Author George Orwell

George Orwell (1903–1950), the pen name of Eric Arthur Blair, was an English novelist, essayist, and critic. He was born in India and educated at Eton. After service with the Indian Imperial Police in Burma, he returned to Europe to earn his living by writing and became notable for his simplicity of style and his journalistic or documentary approach to fiction.

About the Narrator

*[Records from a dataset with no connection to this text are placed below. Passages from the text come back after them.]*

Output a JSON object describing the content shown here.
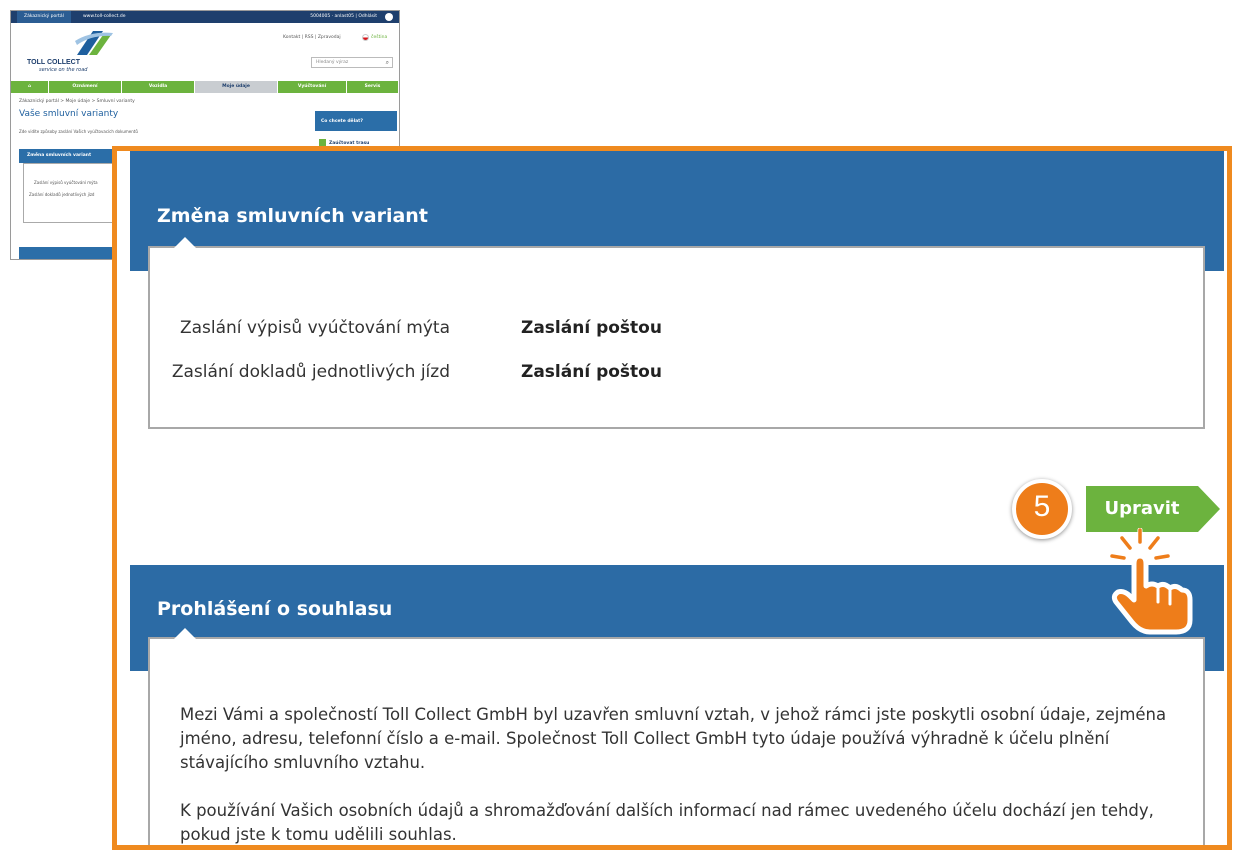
{
  "thumbnail": {
    "topbar": {
      "portal_tab": "Zákaznický portál",
      "site_link": "www.toll-collect.de",
      "user": "5004005 · anlast05 | Odhlásit"
    },
    "logo": {
      "name": "TOLL COLLECT",
      "tagline": "service on the road"
    },
    "meta_links": "Kontakt | RSS | Zpravodaj",
    "language": "čeština",
    "search_placeholder": "Hledaný výraz",
    "nav": [
      "Oznámení",
      "Vozidla",
      "Moje údaje",
      "Vyúčtování",
      "Servis"
    ],
    "breadcrumb": "Zákaznický portál > Moje údaje > Smluvní varianty",
    "page_title": "Vaše smluvní varianty",
    "subtitle": "Zde vidíte způsoby zaslání Vašich vyúčtovacích dokumentů",
    "box_heading": "Změna smluvních variant",
    "rows": [
      "Zaslání výpisů vyúčtování mýta",
      "Zaslání dokladů jednotlivých jízd"
    ],
    "sidebar": {
      "heading": "Co chcete dělat?",
      "item": "Zaúčtovat trasu"
    }
  },
  "contract_panel": {
    "heading": "Změna smluvních variant",
    "rows": [
      {
        "label": "Zaslání výpisů vyúčtování mýta",
        "value": "Zaslání poštou"
      },
      {
        "label": "Zaslání dokladů jednotlivých jízd",
        "value": "Zaslání poštou"
      }
    ]
  },
  "edit_button": {
    "label": "Upravit"
  },
  "step_badge": "5",
  "consent_panel": {
    "heading": "Prohlášení o souhlasu",
    "paragraphs": [
      "Mezi Vámi a společností Toll Collect GmbH byl uzavřen smluvní vztah, v jehož rámci jste poskytli osobní údaje, zejména jméno, adresu, telefonní číslo a e-mail. Společnost Toll Collect GmbH tyto údaje používá výhradně k účelu plnění stávajícího smluvního vztahu.",
      "K používání Vašich osobních údajů a shromažďování dalších informací nad rámec uvedeného účelu dochází jen tehdy, pokud jste k tomu udělili souhlas."
    ]
  },
  "colors": {
    "header_blue": "#2c6ba5",
    "button_green": "#6cb33e",
    "highlight_orange": "#ef8a1f",
    "badge_orange": "#ee7d1a"
  },
  "icons": [
    "user-icon",
    "search-icon",
    "home-icon",
    "pointing-hand-icon"
  ]
}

Frederick Davidson (1932–2005), also known as David Case, was one of the most prolific readers in the audiobook industry, recording more than eight hundred audiobooks in his lifetime, including over two hundred for Blackstone Audio. Born in London, he trained at the Royal Academy of Dramatic Art and performed for many years in radio plays for the British Broadcasting Company before coming to America in 1976. He received AudioFile’s Golden Voice Award and numerous Earphones Awards and was nominated for a Grammy for his readings.